When the tall and beautiful Julie Powell comes to town (for events in Santa Rosa and Corte Madera, oddly skipping S.F.), I want to wine and dine her, shower her with truffles and bone marrow, and take her to a musical based on Buffy, but settle for an hour between other engagements. She's fresh off the plane from a big reading in New York the night before, worried about her husband, Eric, who's hung over from the same festivities back at home, and wins my heart immediately as we stroll through the Ferry Building Marketplace, one-stop shopping for the kind of luxury items she subwayed all over New York searching out. I say, "What would you like to eat? Caviar? Oysters? Mexican food?" and she replies, "Mexican." We go to Mijita Cocina Mexicana, which I wish had brain tacos in homage to Julie's own struggles with the organ, and have flawless, juicy, porky carnitas and al pastor tacos. I would have liked to have taken her to one of the El Tonayense taco trucks, where the 11 different fillings include sesos (brains) as well as flawless, juicy carnitas (oddly translated as "brief pork"), al pastor, cabeza (head, which is mostly beef cheeks, tasting like the world's best pot roast), lengua (garlicky tongue, tasting like it came from my grandma's kitchen), and tripitas (not tripe but chunks of grilled intestine, chewy and strong). I figure Julie, now an aspiring butcher (and, perhaps, chronicler of adventures in meat) would be happy there. At $1.50 each, El Tonayense's tacos are a third the price of Mijita's excellent ones.
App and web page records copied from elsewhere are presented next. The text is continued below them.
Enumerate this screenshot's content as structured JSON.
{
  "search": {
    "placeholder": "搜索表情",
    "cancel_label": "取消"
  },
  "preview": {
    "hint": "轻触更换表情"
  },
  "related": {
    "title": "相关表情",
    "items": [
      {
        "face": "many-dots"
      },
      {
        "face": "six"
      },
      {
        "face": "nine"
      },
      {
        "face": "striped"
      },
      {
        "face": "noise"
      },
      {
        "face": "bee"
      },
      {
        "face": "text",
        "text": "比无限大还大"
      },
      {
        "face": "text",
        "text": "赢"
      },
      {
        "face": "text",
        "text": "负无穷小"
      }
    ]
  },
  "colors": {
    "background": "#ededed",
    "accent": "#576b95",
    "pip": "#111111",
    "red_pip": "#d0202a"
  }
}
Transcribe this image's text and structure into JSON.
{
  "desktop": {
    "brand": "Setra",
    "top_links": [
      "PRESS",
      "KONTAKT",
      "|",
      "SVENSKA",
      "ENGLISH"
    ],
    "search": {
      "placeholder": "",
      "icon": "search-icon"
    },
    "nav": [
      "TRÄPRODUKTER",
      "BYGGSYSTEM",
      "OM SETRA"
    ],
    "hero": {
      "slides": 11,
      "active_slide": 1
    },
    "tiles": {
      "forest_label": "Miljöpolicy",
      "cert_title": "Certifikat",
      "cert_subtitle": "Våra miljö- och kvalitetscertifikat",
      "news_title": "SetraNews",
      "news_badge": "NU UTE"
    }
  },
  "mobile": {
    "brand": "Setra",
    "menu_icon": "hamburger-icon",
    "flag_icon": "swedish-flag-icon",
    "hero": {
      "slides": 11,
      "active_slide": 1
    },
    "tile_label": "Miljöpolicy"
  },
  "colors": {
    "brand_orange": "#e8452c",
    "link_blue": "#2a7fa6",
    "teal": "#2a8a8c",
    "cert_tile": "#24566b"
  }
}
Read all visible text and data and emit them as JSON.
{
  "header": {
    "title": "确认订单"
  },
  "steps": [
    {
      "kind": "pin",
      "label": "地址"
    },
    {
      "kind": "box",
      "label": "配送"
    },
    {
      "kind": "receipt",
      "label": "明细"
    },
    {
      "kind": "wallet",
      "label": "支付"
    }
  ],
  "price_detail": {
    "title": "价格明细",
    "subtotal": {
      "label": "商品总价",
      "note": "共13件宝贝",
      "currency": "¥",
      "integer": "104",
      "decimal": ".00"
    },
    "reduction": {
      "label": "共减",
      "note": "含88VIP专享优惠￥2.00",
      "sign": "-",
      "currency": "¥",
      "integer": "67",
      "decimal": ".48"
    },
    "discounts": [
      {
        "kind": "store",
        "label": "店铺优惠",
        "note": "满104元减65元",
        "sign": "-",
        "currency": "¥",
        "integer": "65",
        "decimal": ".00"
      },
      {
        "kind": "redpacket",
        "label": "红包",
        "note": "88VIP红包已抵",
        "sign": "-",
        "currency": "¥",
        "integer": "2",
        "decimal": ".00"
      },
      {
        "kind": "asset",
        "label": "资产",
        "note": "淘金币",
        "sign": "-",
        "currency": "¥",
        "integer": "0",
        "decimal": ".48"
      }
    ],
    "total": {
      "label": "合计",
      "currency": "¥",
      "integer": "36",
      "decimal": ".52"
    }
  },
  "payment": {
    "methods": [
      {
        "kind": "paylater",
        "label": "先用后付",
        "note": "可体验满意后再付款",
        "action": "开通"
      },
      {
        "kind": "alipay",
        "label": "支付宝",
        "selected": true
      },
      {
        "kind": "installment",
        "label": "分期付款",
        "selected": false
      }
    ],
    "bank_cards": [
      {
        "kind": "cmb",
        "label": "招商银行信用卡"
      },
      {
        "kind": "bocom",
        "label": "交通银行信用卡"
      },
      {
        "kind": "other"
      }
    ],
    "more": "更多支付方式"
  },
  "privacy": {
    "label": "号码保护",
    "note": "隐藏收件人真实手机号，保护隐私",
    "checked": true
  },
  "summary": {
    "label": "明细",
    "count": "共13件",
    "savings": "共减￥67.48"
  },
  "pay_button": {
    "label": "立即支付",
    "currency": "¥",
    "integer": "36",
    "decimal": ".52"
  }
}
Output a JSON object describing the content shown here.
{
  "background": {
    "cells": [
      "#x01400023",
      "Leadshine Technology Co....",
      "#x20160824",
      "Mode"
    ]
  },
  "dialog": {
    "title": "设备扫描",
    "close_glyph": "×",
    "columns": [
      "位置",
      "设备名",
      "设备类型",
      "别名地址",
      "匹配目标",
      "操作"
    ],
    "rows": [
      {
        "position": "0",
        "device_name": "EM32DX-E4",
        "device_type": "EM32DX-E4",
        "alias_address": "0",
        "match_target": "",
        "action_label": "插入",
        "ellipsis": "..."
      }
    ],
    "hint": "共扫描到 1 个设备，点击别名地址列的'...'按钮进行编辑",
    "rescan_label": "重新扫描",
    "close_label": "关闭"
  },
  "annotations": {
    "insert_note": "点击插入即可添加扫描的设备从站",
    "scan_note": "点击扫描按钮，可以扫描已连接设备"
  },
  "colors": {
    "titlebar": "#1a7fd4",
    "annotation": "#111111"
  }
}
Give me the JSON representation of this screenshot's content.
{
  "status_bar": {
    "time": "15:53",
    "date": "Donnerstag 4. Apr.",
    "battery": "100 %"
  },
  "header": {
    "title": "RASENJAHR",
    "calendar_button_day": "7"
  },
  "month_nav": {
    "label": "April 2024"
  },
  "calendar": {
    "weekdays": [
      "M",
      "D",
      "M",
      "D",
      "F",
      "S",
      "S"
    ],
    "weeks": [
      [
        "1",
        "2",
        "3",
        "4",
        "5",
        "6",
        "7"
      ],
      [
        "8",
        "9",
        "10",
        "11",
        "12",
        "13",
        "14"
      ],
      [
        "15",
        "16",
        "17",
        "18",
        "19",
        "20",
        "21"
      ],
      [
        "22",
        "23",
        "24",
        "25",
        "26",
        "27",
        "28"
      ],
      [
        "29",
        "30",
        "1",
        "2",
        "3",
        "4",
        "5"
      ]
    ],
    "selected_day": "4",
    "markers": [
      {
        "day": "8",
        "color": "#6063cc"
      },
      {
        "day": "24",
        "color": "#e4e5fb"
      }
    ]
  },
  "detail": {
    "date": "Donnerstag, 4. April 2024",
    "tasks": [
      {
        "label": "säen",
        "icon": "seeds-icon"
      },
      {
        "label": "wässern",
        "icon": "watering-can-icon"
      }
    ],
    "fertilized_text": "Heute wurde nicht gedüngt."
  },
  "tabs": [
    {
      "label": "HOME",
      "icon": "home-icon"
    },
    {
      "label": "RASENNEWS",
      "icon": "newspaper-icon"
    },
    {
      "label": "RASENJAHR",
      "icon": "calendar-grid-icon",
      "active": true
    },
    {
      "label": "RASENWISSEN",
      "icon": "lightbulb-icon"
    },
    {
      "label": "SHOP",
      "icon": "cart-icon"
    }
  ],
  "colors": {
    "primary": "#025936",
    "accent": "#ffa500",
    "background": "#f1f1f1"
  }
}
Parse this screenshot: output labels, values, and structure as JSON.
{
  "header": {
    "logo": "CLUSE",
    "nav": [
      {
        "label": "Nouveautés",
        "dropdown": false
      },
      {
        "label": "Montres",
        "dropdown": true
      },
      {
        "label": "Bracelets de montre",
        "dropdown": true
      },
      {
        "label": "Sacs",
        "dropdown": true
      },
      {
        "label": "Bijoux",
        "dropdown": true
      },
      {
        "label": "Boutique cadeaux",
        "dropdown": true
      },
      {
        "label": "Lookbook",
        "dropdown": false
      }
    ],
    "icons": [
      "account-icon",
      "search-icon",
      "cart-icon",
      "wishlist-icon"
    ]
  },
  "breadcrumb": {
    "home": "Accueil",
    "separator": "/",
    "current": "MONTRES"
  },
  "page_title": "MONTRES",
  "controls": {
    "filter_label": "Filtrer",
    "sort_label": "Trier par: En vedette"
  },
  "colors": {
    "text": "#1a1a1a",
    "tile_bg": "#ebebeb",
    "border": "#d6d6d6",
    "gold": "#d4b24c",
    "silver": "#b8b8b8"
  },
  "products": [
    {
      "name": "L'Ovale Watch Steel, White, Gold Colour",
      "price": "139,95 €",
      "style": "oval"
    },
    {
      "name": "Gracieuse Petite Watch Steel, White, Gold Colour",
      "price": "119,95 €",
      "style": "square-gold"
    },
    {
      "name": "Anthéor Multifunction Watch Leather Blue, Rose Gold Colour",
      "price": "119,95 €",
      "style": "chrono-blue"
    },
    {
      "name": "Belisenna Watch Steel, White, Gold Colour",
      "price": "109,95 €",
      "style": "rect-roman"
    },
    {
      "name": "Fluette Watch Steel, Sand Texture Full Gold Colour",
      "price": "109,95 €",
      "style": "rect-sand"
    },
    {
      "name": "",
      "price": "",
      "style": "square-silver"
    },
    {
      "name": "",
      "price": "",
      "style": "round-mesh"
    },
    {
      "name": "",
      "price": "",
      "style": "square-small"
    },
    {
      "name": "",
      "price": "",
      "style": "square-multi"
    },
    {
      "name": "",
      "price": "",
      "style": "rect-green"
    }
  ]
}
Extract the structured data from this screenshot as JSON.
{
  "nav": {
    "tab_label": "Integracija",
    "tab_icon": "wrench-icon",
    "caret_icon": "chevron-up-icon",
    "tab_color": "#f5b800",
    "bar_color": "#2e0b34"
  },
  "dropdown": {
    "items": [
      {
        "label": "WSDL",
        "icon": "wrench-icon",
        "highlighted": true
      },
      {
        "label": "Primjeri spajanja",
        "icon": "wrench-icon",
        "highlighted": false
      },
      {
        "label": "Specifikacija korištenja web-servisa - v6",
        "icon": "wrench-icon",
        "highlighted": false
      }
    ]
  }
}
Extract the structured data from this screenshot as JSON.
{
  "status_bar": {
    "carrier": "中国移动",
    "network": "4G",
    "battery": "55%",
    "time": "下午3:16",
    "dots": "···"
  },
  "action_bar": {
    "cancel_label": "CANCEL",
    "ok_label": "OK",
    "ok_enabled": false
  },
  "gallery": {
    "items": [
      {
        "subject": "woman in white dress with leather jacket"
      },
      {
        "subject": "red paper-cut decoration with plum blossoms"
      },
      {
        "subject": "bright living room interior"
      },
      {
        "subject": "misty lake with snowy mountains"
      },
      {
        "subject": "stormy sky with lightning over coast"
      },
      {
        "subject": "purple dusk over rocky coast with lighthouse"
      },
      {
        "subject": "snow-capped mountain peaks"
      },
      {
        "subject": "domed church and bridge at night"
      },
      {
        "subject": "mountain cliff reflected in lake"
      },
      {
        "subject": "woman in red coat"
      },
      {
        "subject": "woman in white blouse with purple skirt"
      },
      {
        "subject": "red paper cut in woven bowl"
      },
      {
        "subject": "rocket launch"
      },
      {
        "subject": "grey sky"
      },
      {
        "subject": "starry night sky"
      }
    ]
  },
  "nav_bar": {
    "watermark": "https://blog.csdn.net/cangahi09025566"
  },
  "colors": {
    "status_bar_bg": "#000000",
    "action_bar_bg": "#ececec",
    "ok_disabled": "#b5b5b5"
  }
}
The hour becomes two. We linger over vodka gimlets, described in Julie & Julia with religious fervor ("with an almost-not-there shade of chartreuse lingering in their slightly oily depths"), at MarketBar; she says she prefers Rose's Lime Juice to the freshly squeezed juice used here, but it'll do, it'll do. And I tell her that I cried again when I read in the book's epilogue what she wrote about Julia Child when Child died, which brought Powell back to her blog almost exactly two years after she started it, for one final entry: "I have no claim over the woman at all, unless it's the claim one who has nearly drowned has over the person who pulled her out of the ocean."